Radio Critic Reveals 'Dirty Little Secret' of Rush Limbaugh's Success
Shhh! Put on your dark conspiratorial shades. Radio critic Bill Mann has revealed the highly classified "secret" of Rush Limbaugh's success in his Huffington Post blog. The information is so top secret that it has heretofore been known only to people even slightly familiar with the radio business. Listen as Mann whispers the "dirty little secret" in public:
Ever wonder why Rush "Boss" Limbaugh's syndicated radio show is all over the place like the proverbial cheap suit?
If you do much driving in rural areas -- e.g. between cities -- "Boss" Limbaugh's bloviations are often the only thing you can pick up on a car radio. Hey, that's what CD players are for.
Did Rush accrue hundreds of local radio affiliates across the country because his political views are mainstream? That's obviously not it. OK, so why IS his show so "popular?" Why do hundreds of stations around the country carry his show, the most widely syndicated talkfest in the country?
Yes, "obviously" not mainstream...at least to leftwing loons like Bill Mann. However, I better not interrupt him. He's on a comedic roll:
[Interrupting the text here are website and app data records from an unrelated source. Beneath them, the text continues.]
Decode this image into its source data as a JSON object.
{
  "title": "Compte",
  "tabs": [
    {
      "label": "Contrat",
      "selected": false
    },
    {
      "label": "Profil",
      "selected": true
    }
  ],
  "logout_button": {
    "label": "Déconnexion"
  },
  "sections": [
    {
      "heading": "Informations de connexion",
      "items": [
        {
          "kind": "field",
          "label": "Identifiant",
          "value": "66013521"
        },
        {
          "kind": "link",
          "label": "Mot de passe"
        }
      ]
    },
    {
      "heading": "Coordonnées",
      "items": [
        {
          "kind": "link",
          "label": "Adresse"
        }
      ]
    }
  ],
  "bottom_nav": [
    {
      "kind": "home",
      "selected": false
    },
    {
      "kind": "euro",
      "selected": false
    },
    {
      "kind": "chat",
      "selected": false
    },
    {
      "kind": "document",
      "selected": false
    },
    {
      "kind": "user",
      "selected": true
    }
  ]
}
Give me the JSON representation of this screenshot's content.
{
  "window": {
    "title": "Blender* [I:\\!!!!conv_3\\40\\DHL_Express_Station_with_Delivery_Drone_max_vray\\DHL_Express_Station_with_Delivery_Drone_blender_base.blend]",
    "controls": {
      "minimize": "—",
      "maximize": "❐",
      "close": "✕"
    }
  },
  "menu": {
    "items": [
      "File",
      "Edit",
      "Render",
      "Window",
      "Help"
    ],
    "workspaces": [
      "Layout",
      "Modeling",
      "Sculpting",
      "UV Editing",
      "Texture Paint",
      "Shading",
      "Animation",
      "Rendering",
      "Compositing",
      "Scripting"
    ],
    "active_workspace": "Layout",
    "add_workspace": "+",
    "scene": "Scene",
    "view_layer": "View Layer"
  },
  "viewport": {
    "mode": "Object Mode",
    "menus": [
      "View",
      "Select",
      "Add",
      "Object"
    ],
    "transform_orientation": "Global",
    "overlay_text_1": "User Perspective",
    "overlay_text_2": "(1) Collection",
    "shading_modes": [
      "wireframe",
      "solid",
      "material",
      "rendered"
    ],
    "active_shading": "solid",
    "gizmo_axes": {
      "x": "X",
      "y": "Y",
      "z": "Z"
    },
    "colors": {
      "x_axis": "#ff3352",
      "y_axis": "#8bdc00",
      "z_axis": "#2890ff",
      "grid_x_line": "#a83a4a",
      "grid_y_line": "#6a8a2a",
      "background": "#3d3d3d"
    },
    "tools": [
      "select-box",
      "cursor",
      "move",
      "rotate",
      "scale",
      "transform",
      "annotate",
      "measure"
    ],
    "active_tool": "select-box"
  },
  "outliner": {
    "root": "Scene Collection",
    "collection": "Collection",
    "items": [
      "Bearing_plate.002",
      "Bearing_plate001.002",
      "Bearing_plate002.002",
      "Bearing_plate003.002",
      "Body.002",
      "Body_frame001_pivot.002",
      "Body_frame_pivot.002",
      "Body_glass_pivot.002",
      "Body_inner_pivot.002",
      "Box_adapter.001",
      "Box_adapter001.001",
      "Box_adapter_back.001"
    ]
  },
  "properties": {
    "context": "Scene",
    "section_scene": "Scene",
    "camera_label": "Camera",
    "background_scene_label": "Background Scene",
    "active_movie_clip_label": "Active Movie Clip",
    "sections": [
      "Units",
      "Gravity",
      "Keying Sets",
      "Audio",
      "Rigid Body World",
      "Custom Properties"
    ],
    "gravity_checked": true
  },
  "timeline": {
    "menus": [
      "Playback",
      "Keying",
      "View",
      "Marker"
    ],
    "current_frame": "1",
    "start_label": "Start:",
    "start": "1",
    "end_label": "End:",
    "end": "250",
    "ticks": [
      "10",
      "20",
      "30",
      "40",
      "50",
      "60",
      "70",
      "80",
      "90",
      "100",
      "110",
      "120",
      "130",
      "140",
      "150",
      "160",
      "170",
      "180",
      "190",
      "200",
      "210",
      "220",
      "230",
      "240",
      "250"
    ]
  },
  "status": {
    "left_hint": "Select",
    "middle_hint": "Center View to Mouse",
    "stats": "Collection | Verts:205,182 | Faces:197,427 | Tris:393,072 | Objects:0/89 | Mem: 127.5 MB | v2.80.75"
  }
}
The real story is not generally well-known. The only reason I know is through my covering the business of radio for years for several major daily newspapers and also, for industry trade magazines like Radio World.
It's because -- ready for this? -- Rush's show was, and presumably still is, given away for free to many local radio stations.
GASP! That explains it all. Why even a person with permanent laryingtus or the communications skills of Mario Cuomo could hit it big on radio by just giving away his show for free.
This shocker is because of a little-known practice in broadcast syndication called a "barter deal." (Barter deals were briefly mentioned in Michael Wolff's first-rate recent piece on Rush in Vanity Fair).
Here's how a barter deal works: To launch the show, Limbaugh's syndicator, Premiere Radio Networks -- the same folks who syndicate wingnut du jour Glen Beck -- gave Limbaugh's three hours away -- that's right, no cash -- to local radio stations, mostly in medium and smaller markets, back in the early 1990's.
So, a local talk station got Rush's show for zilch. In exchange, Premiere took for itself much of the local station's available advertising time (roughly 15 minutes an hour) and packed the show with national ads it had already pre-sold.
Shame on Rush Limbaugh's radio syndicator for being market savvy. Why couldn't they have been more inept in the interest of fairness? And if you thought Mann's thoughts have been bizarre so far, then stand by as he goes into full moon mode:
Major-market right-wing talk stations, like San Francisco's KSFO-AM ("Reichstag Radio") have to pay actual money, of course, to carry Boss Limbaugh's daily proclamation-a-thon. (Note: KSFO, which I referred to as "Sieg Heil on Your Dial" in my column when it first switched to righty talk, is the same station that gave hatemonger Michael Savage his first radio megaphone).
...So, when you hear Rush bellowing as you're passing through Birdseed Junction, Beanblossom, or Pyrite, just remember: The radio station's getting what it paid for. Or, more accurately, DIDN'T pay for.
What they get is a larger audience along with larger ad revenues. However, explaining reality to Bill Mann is a tough proposition. Many commentors on the Huffington Post also think Mann took leave of his senses:
HAHA you guys on here kill me....if this was the whole truth and the only reason Rush is on all these stations is they "gave the show away" then it wouldn't last. To get people to advertise on a show you need listeners or the sponsorships go away. Which means the show would die. If the show is growing and copanies keep scrambling to put up commercials that means people are listening. It is more simple than you are trying to make it out to be.
Wow...Rush is using a "diabolical secret plan" that is only used by Opra, and lots and lots and lots of other radio and TV shows.
Even folks who dislike Rush think Bill Mann's position is silly:
This article is a bit silly. Yes, Limbaugh's show is ridiculous, but it gets attention and obviously entertains a fair number of people. Bartering is a standard business models for shows that are trying to expand their syndication. If you want someone to take you, you offer your show for free. But what good is having a free show that nobody listens to? Nobody would hear the sponsors' ads and you'd lose advertisement revenue. Any show can barter itself. But only a successful show that gets ratings can barter itself successfully. A show still has to get a following in order for a local station to consider using up air time for you (even if your show is free). The point is, this article's thought process is a bit simple-minded. Anybody can follow this same business model. It's actually a pretty shrewd model.
Of course, flat out jealousy could explain Bill Mann's absurd conspiracy theory. His HuffPo bio states that he once hosted a radio show. What happened, Bill? You couldn't even give it away for free?